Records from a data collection
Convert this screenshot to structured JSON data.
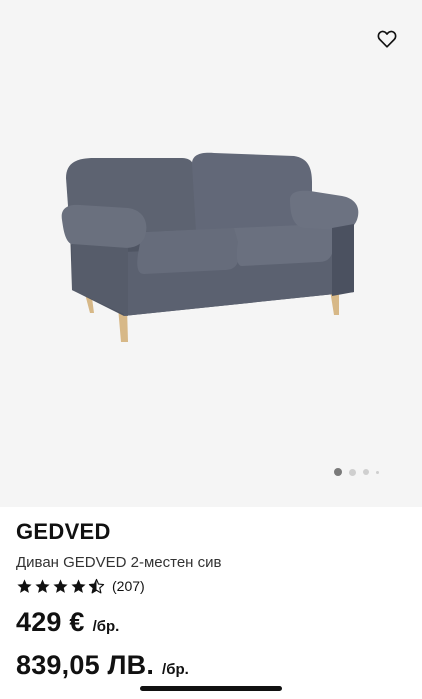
{
  "gallery": {
    "favorite_icon": "heart-outline-icon",
    "image_alt": "Диван GEDVED 2-местен сив",
    "page_count": 4,
    "active_page": 1
  },
  "product": {
    "brand": "GEDVED",
    "description": "Диван GEDVED 2-местен сив",
    "rating": 4.5,
    "review_count": "(207)",
    "price_eur": "429 €",
    "price_eur_unit": "/бр.",
    "price_bgn": "839,05 ЛВ.",
    "price_bgn_unit": "/бр."
  },
  "colors": {
    "gallery_bg": "#f5f5f5",
    "sofa": "#5c6270",
    "star": "#111111"
  }
}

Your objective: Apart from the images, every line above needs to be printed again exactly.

Solution below:
Convert this screenshot to structured JSON data.
{
  "gallery": {
    "favorite_icon": "heart-outline-icon",
    "image_alt": "Диван GEDVED 2-местен сив",
    "page_count": 4,
    "active_page": 1
  },
  "product": {
    "brand": "GEDVED",
    "description": "Диван GEDVED 2-местен сив",
    "rating": 4.5,
    "review_count": "(207)",
    "price_eur": "429 €",
    "price_eur_unit": "/бр.",
    "price_bgn": "839,05 ЛВ.",
    "price_bgn_unit": "/бр."
  },
  "colors": {
    "gallery_bg": "#f5f5f5",
    "sofa": "#5c6270",
    "star": "#111111"
  }
}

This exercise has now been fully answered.